▶ **Assigned task**
Set down the entries below once more, precisely as they stand.

▶ **Given information**
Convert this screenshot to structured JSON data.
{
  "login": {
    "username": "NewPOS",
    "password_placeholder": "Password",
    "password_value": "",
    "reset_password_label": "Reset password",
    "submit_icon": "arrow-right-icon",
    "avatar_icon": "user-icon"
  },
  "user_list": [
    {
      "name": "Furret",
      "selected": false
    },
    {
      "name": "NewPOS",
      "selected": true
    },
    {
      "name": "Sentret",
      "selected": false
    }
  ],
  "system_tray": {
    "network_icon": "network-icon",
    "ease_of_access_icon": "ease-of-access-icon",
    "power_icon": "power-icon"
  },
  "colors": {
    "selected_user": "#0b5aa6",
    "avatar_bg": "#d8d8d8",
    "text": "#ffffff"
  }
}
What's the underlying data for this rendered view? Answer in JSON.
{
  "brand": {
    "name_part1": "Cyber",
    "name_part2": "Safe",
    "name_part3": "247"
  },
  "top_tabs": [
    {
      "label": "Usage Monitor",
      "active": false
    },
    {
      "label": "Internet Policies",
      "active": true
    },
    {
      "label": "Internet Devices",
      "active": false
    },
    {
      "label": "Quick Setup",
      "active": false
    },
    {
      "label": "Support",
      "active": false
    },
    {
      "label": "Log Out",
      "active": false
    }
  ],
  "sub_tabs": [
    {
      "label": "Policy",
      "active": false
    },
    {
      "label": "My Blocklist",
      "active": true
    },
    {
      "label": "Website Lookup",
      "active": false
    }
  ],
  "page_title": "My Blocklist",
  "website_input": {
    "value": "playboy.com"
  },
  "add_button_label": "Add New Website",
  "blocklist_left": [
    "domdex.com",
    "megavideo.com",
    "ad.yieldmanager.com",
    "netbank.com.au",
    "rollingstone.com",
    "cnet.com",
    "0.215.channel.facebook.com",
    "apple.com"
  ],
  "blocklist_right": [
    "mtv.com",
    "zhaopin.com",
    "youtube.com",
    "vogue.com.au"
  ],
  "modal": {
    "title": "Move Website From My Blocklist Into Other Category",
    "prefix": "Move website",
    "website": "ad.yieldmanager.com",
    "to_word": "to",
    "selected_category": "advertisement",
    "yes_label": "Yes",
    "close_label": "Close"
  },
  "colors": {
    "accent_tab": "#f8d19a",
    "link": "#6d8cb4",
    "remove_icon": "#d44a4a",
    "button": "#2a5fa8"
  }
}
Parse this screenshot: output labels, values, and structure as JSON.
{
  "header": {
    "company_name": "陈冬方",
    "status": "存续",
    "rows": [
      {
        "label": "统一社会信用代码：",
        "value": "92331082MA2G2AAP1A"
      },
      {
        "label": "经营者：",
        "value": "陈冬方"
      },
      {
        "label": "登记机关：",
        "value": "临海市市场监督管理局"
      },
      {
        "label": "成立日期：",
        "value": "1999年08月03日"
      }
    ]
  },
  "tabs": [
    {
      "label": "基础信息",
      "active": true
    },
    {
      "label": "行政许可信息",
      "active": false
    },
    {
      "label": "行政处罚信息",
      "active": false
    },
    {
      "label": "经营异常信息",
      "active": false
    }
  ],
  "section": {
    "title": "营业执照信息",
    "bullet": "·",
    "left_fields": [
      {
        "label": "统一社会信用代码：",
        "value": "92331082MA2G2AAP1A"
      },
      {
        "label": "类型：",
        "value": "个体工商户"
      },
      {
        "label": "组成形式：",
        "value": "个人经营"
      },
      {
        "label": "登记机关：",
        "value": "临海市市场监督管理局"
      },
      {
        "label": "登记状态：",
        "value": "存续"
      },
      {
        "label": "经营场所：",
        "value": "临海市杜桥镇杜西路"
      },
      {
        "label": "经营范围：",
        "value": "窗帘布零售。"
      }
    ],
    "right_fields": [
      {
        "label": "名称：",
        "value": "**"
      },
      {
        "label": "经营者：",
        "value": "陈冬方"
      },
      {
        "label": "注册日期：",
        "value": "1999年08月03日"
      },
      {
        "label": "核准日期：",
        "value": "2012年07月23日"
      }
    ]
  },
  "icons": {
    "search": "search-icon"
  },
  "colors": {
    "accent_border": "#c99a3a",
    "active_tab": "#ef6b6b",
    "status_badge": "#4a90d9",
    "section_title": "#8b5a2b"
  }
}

▶ **Output**
Convert this screenshot to structured JSON data.
{
  "login": {
    "username": "NewPOS",
    "password_placeholder": "Password",
    "password_value": "",
    "reset_password_label": "Reset password",
    "submit_icon": "arrow-right-icon",
    "avatar_icon": "user-icon"
  },
  "user_list": [
    {
      "name": "Furret",
      "selected": false
    },
    {
      "name": "NewPOS",
      "selected": true
    },
    {
      "name": "Sentret",
      "selected": false
    }
  ],
  "system_tray": {
    "network_icon": "network-icon",
    "ease_of_access_icon": "ease-of-access-icon",
    "power_icon": "power-icon"
  },
  "colors": {
    "selected_user": "#0b5aa6",
    "avatar_bg": "#d8d8d8",
    "text": "#ffffff"
  }
}
What's the underlying data for this rendered view? Answer in JSON.
{
  "brand": {
    "name_part1": "Cyber",
    "name_part2": "Safe",
    "name_part3": "247"
  },
  "top_tabs": [
    {
      "label": "Usage Monitor",
      "active": false
    },
    {
      "label": "Internet Policies",
      "active": true
    },
    {
      "label": "Internet Devices",
      "active": false
    },
    {
      "label": "Quick Setup",
      "active": false
    },
    {
      "label": "Support",
      "active": false
    },
    {
      "label": "Log Out",
      "active": false
    }
  ],
  "sub_tabs": [
    {
      "label": "Policy",
      "active": false
    },
    {
      "label": "My Blocklist",
      "active": true
    },
    {
      "label": "Website Lookup",
      "active": false
    }
  ],
  "page_title": "My Blocklist",
  "website_input": {
    "value": "playboy.com"
  },
  "add_button_label": "Add New Website",
  "blocklist_left": [
    "domdex.com",
    "megavideo.com",
    "ad.yieldmanager.com",
    "netbank.com.au",
    "rollingstone.com",
    "cnet.com",
    "0.215.channel.facebook.com",
    "apple.com"
  ],
  "blocklist_right": [
    "mtv.com",
    "zhaopin.com",
    "youtube.com",
    "vogue.com.au"
  ],
  "modal": {
    "title": "Move Website From My Blocklist Into Other Category",
    "prefix": "Move website",
    "website": "ad.yieldmanager.com",
    "to_word": "to",
    "selected_category": "advertisement",
    "yes_label": "Yes",
    "close_label": "Close"
  },
  "colors": {
    "accent_tab": "#f8d19a",
    "link": "#6d8cb4",
    "remove_icon": "#d44a4a",
    "button": "#2a5fa8"
  }
}
Parse this screenshot: output labels, values, and structure as JSON.
{
  "header": {
    "company_name": "陈冬方",
    "status": "存续",
    "rows": [
      {
        "label": "统一社会信用代码：",
        "value": "92331082MA2G2AAP1A"
      },
      {
        "label": "经营者：",
        "value": "陈冬方"
      },
      {
        "label": "登记机关：",
        "value": "临海市市场监督管理局"
      },
      {
        "label": "成立日期：",
        "value": "1999年08月03日"
      }
    ]
  },
  "tabs": [
    {
      "label": "基础信息",
      "active": true
    },
    {
      "label": "行政许可信息",
      "active": false
    },
    {
      "label": "行政处罚信息",
      "active": false
    },
    {
      "label": "经营异常信息",
      "active": false
    }
  ],
  "section": {
    "title": "营业执照信息",
    "bullet": "·",
    "left_fields": [
      {
        "label": "统一社会信用代码：",
        "value": "92331082MA2G2AAP1A"
      },
      {
        "label": "类型：",
        "value": "个体工商户"
      },
      {
        "label": "组成形式：",
        "value": "个人经营"
      },
      {
        "label": "登记机关：",
        "value": "临海市市场监督管理局"
      },
      {
        "label": "登记状态：",
        "value": "存续"
      },
      {
        "label": "经营场所：",
        "value": "临海市杜桥镇杜西路"
      },
      {
        "label": "经营范围：",
        "value": "窗帘布零售。"
      }
    ],
    "right_fields": [
      {
        "label": "名称：",
        "value": "**"
      },
      {
        "label": "经营者：",
        "value": "陈冬方"
      },
      {
        "label": "注册日期：",
        "value": "1999年08月03日"
      },
      {
        "label": "核准日期：",
        "value": "2012年07月23日"
      }
    ]
  },
  "icons": {
    "search": "search-icon"
  },
  "colors": {
    "accent_border": "#c99a3a",
    "active_tab": "#ef6b6b",
    "status_badge": "#4a90d9",
    "section_title": "#8b5a2b"
  }
}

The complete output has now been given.